The expected output is the complete listing, copied word for word.

(Beginning of Excerpted data)

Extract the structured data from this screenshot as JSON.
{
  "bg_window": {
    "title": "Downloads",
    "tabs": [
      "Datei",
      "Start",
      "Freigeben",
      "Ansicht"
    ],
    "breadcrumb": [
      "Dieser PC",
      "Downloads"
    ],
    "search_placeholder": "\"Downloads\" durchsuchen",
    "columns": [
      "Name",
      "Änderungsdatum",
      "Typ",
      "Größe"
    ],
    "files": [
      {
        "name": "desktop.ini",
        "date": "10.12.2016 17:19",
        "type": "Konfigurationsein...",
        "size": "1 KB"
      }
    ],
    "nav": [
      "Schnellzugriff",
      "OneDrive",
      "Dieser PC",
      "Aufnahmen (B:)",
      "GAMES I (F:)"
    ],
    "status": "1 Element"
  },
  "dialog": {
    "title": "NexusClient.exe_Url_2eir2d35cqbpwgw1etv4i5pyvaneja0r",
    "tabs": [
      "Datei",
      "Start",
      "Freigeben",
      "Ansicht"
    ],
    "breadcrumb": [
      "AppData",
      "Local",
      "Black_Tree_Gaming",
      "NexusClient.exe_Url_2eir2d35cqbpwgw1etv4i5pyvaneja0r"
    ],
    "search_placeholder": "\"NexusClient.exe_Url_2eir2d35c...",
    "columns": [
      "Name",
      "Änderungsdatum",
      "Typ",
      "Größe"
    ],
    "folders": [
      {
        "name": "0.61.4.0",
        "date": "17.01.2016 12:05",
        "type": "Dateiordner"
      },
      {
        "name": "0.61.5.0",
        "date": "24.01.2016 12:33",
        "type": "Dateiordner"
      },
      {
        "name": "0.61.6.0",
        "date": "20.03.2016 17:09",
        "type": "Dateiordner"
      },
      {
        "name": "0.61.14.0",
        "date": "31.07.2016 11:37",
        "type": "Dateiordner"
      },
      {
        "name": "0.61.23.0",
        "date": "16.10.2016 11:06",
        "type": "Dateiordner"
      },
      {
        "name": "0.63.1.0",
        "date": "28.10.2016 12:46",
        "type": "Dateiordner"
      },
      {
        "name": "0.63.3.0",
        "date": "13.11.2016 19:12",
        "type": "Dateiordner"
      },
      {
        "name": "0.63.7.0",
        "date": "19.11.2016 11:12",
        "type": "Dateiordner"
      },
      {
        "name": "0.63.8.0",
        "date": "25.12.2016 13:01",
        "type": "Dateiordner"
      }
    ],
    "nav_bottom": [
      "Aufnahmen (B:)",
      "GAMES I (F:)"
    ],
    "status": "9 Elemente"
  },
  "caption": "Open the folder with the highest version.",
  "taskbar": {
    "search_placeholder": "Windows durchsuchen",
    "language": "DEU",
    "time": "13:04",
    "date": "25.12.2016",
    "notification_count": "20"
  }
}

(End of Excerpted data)

__The completed task__.
Extract the structured data from this screenshot as JSON.
{
  "bg_window": {
    "title": "Downloads",
    "tabs": [
      "Datei",
      "Start",
      "Freigeben",
      "Ansicht"
    ],
    "breadcrumb": [
      "Dieser PC",
      "Downloads"
    ],
    "search_placeholder": "\"Downloads\" durchsuchen",
    "columns": [
      "Name",
      "Änderungsdatum",
      "Typ",
      "Größe"
    ],
    "files": [
      {
        "name": "desktop.ini",
        "date": "10.12.2016 17:19",
        "type": "Konfigurationsein...",
        "size": "1 KB"
      }
    ],
    "nav": [
      "Schnellzugriff",
      "OneDrive",
      "Dieser PC",
      "Aufnahmen (B:)",
      "GAMES I (F:)"
    ],
    "status": "1 Element"
  },
  "dialog": {
    "title": "NexusClient.exe_Url_2eir2d35cqbpwgw1etv4i5pyvaneja0r",
    "tabs": [
      "Datei",
      "Start",
      "Freigeben",
      "Ansicht"
    ],
    "breadcrumb": [
      "AppData",
      "Local",
      "Black_Tree_Gaming",
      "NexusClient.exe_Url_2eir2d35cqbpwgw1etv4i5pyvaneja0r"
    ],
    "search_placeholder": "\"NexusClient.exe_Url_2eir2d35c...",
    "columns": [
      "Name",
      "Änderungsdatum",
      "Typ",
      "Größe"
    ],
    "folders": [
      {
        "name": "0.61.4.0",
        "date": "17.01.2016 12:05",
        "type": "Dateiordner"
      },
      {
        "name": "0.61.5.0",
        "date": "24.01.2016 12:33",
        "type": "Dateiordner"
      },
      {
        "name": "0.61.6.0",
        "date": "20.03.2016 17:09",
        "type": "Dateiordner"
      },
      {
        "name": "0.61.14.0",
        "date": "31.07.2016 11:37",
        "type": "Dateiordner"
      },
      {
        "name": "0.61.23.0",
        "date": "16.10.2016 11:06",
        "type": "Dateiordner"
      },
      {
        "name": "0.63.1.0",
        "date": "28.10.2016 12:46",
        "type": "Dateiordner"
      },
      {
        "name": "0.63.3.0",
        "date": "13.11.2016 19:12",
        "type": "Dateiordner"
      },
      {
        "name": "0.63.7.0",
        "date": "19.11.2016 11:12",
        "type": "Dateiordner"
      },
      {
        "name": "0.63.8.0",
        "date": "25.12.2016 13:01",
        "type": "Dateiordner"
      }
    ],
    "nav_bottom": [
      "Aufnahmen (B:)",
      "GAMES I (F:)"
    ],
    "status": "9 Elemente"
  },
  "caption": "Open the folder with the highest version.",
  "taskbar": {
    "search_placeholder": "Windows durchsuchen",
    "language": "DEU",
    "time": "13:04",
    "date": "25.12.2016",
    "notification_count": "20"
  }
}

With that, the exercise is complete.